Oneonta City School District interim superintendent David Rowley has been fielding calls from concerned parents since the Sandy Hook Elementary School massacre in Newtown, Conn.

Rowley has been assuring parents that the school district has specific security measures and practices in place to handle any situation.

"We continue to do what we've always done with security practices," he said. "However, we have been practicing over the course of the fall our lock down drill, which is exactly what they used in Connecticut. Obviously, this week we will be available and visible and continue to look at what we do and what we've been doing for a very long time.

"Anytime you have such a tragic incident, you have parents that are obviously concerned," he added. "It's a natural reaction for parents. We have had some parents call and we are trying to reassure them that schools are safe and we are looking to even improve our safety."

These concerns come as voters mull a proposed $4.6 million capital project that aims to enhance security at Oneonta City Schools. The project, of which 70 percent will be covered by the state, will, among other things, increase point-of-entrance control and add 24-hour security surveillance.

The project goes to a public vote Jan. 8.
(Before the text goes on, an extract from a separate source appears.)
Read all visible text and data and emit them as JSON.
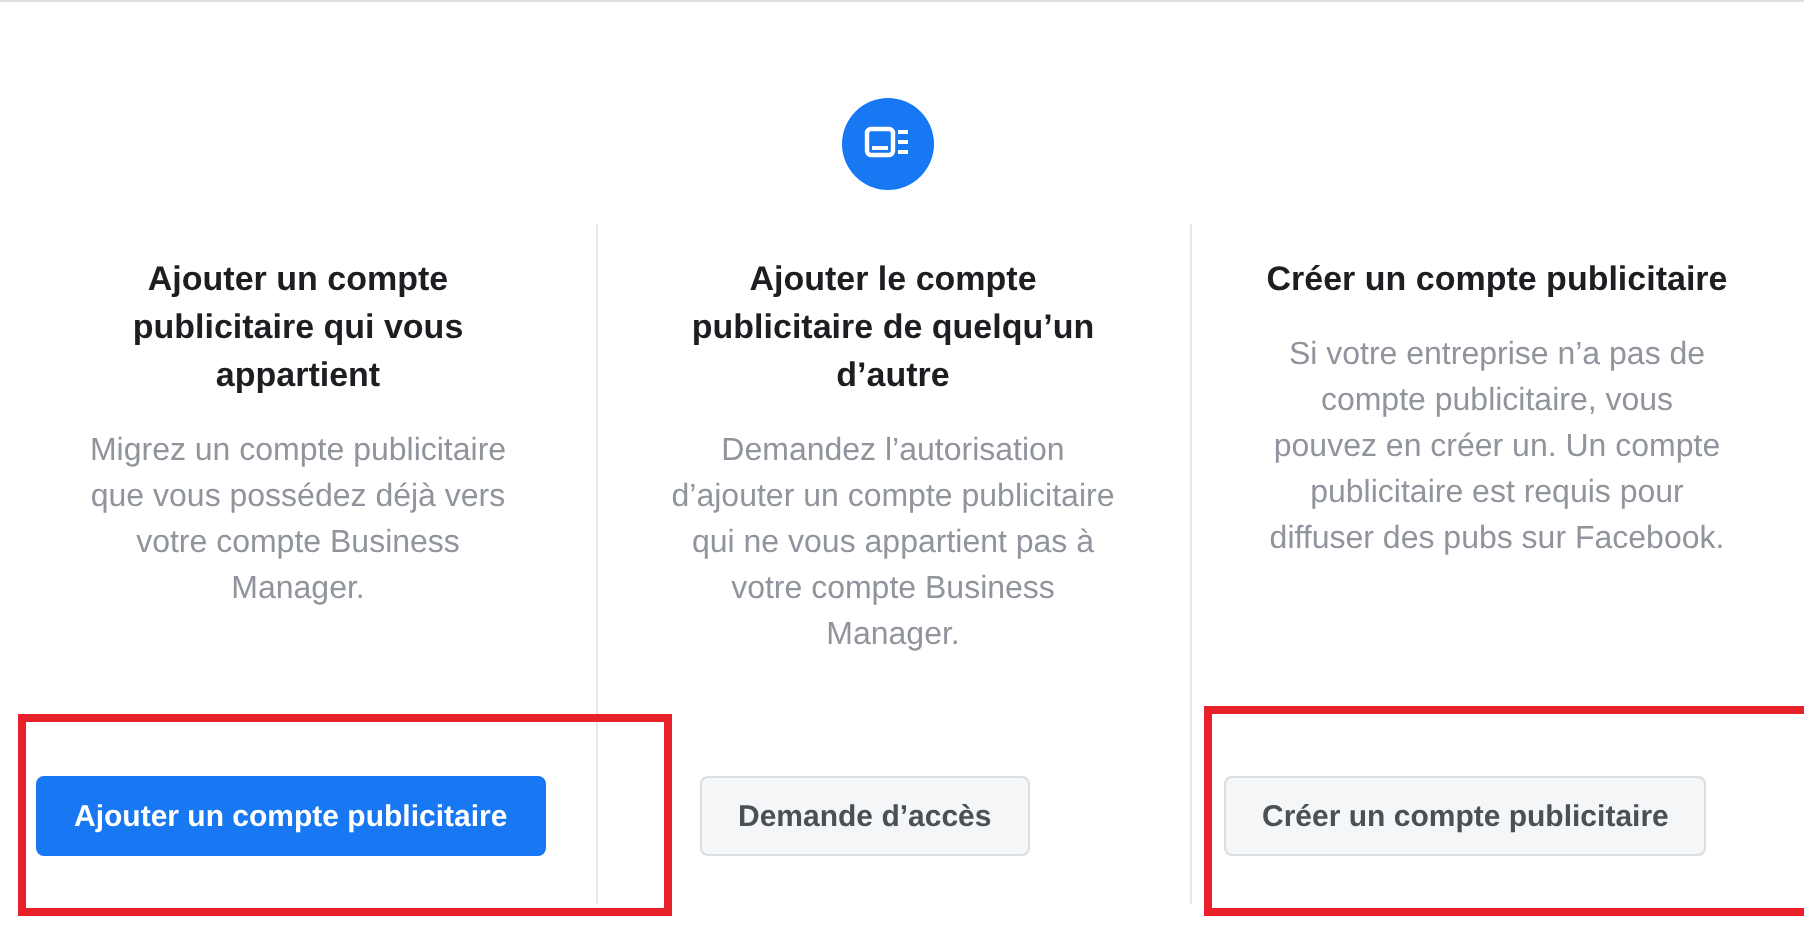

"It's geared to create what safety people call 'single point of entry' -- one entrance to the building that all non-school personnel will come through," Rowley said. "They will be locked and under camera surveillance. That is exactly what we need to do."